As we move further into January, the banks are starting to announce expectations and predictions for the upcoming year. It is still early days however, so it’s best to take views with a grain of salt at this stage. They could move in a different direction three months down the track after surveys are completed.
ANZ’s recent “Weekly Focus” had some interesting insights which are in line with our views:
Last year we saw an unexpected cut of 0.5% in August, taking the Official Cash Rate to a record low of 1%. Then for the following four months, we listened and watched multiple predictions of another cut before 2020, before the banks eventually took back their guesses. The OCR stayed at 1% to close out 2019. While business confidence was slow to improve, it was enough that the Reserve Bank didn’t see the need to step in with another fiscal policy before 2020.
There’s only so much we can do, as the New Zealand economy isn't entirely within our own control. External forces such as the weather, natural disasters and the global markets do shape how we ultimately perform. Currently, with the drought, the terrible situation for our neighbours across the Tasman and the tension between the US and Iran isn't helping improve the business confidence we were hoping to see.
Because of this, we expect that the GDP will remain quite slow, and as a result, the unemployment rate will likely creep up. A further 0.25% OCR cut could be a possibility in May if things don't change, and rain doesn't suddenly start falling. The housing market is predicted to have a boost given the low interest rates we're currently seeing. However, this sort of growth isn't necessarily what we want to see. Household debt is already very high for those in Auckland, and affordability is an issue in every main city.
We expect to see housing interest rates start to creep up as summer closes, as a way for banks to maximise profit in their margins before they go back down with an OCR cut in May.
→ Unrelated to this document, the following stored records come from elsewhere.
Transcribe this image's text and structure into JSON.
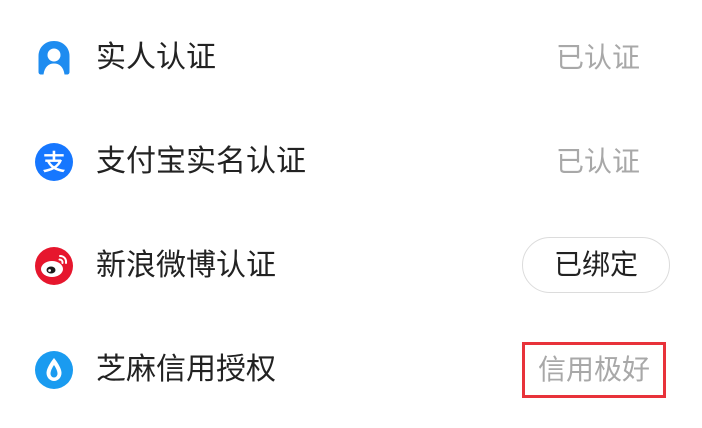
{
  "colors": {
    "background": "#ffffff",
    "text_primary": "#222222",
    "text_muted": "#a8a8a8",
    "realname_icon": "#1e8cf0",
    "alipay_icon": "#1677ff",
    "weibo_icon": "#e6162d",
    "zhima_icon": "#1a9bf0",
    "highlight_border": "#e8323a",
    "pill_border": "#dcdcdc"
  },
  "items": [
    {
      "label": "实人认证",
      "status": "已认证",
      "icon": "person-verify-icon"
    },
    {
      "label": "支付宝实名认证",
      "status": "已认证",
      "icon": "alipay-icon"
    },
    {
      "label": "新浪微博认证",
      "status": "已绑定",
      "icon": "weibo-icon"
    },
    {
      "label": "芝麻信用授权",
      "status": "信用极好",
      "icon": "zhima-credit-icon"
    }
  ]
}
As households are returning to work, let's see where business picks back up as the economic engine restarts for the new year, and our thoughts and prayers are with all those who are affected by the fire in Australia.